→ **Exercise details**
Would you print the records below word for word, without the pictures?

→ **Data for the task**
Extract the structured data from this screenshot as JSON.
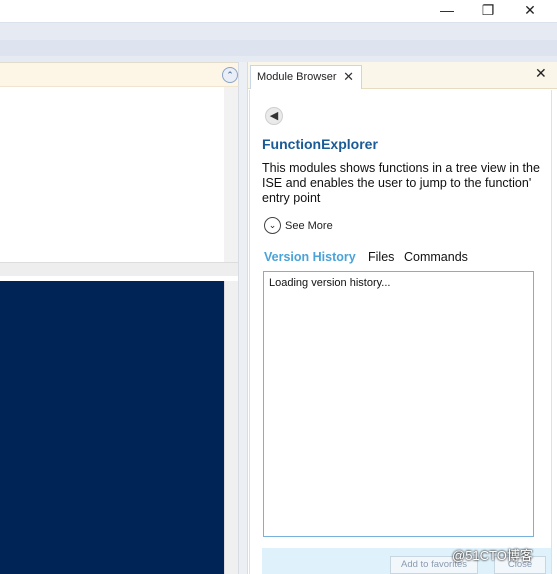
{
  "window": {
    "minimize_glyph": "—",
    "restore_glyph": "❐",
    "close_glyph": "✕"
  },
  "module_browser": {
    "tab_label": "Module Browser",
    "tab_close_glyph": "✕",
    "pane_close_glyph": "✕",
    "back_glyph": "◀",
    "module_title": "FunctionExplorer",
    "description": "This modules shows functions in a tree view in the ISE and enables the user to jump to the function' entry point",
    "see_more_glyph": "⌄",
    "see_more_label": "See More",
    "tabs": [
      {
        "label": "Version History",
        "active": true
      },
      {
        "label": "Files",
        "active": false
      },
      {
        "label": "Commands",
        "active": false
      }
    ],
    "history_text": "Loading version history...",
    "footer_buttons": [
      {
        "label": "Add to favorites"
      },
      {
        "label": "Close"
      }
    ]
  },
  "editor": {
    "collapse_glyph": "⌃"
  },
  "watermark": "@51CTO博客",
  "colors": {
    "console_bg": "#012456",
    "accent_title": "#1a5b96",
    "active_tab": "#4aa3d8",
    "history_border": "#79b1dd"
  },
  "icons": [
    "minimize-icon",
    "restore-icon",
    "close-icon",
    "back-arrow-icon",
    "chevron-down-icon",
    "collapse-up-icon"
  ]
}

→ **Your response**
Extract the structured data from this screenshot as JSON.
{
  "window": {
    "minimize_glyph": "—",
    "restore_glyph": "❐",
    "close_glyph": "✕"
  },
  "module_browser": {
    "tab_label": "Module Browser",
    "tab_close_glyph": "✕",
    "pane_close_glyph": "✕",
    "back_glyph": "◀",
    "module_title": "FunctionExplorer",
    "description": "This modules shows functions in a tree view in the ISE and enables the user to jump to the function' entry point",
    "see_more_glyph": "⌄",
    "see_more_label": "See More",
    "tabs": [
      {
        "label": "Version History",
        "active": true
      },
      {
        "label": "Files",
        "active": false
      },
      {
        "label": "Commands",
        "active": false
      }
    ],
    "history_text": "Loading version history...",
    "footer_buttons": [
      {
        "label": "Add to favorites"
      },
      {
        "label": "Close"
      }
    ]
  },
  "editor": {
    "collapse_glyph": "⌃"
  },
  "watermark": "@51CTO博客",
  "colors": {
    "console_bg": "#012456",
    "accent_title": "#1a5b96",
    "active_tab": "#4aa3d8",
    "history_border": "#79b1dd"
  },
  "icons": [
    "minimize-icon",
    "restore-icon",
    "close-icon",
    "back-arrow-icon",
    "chevron-down-icon",
    "collapse-up-icon"
  ]
}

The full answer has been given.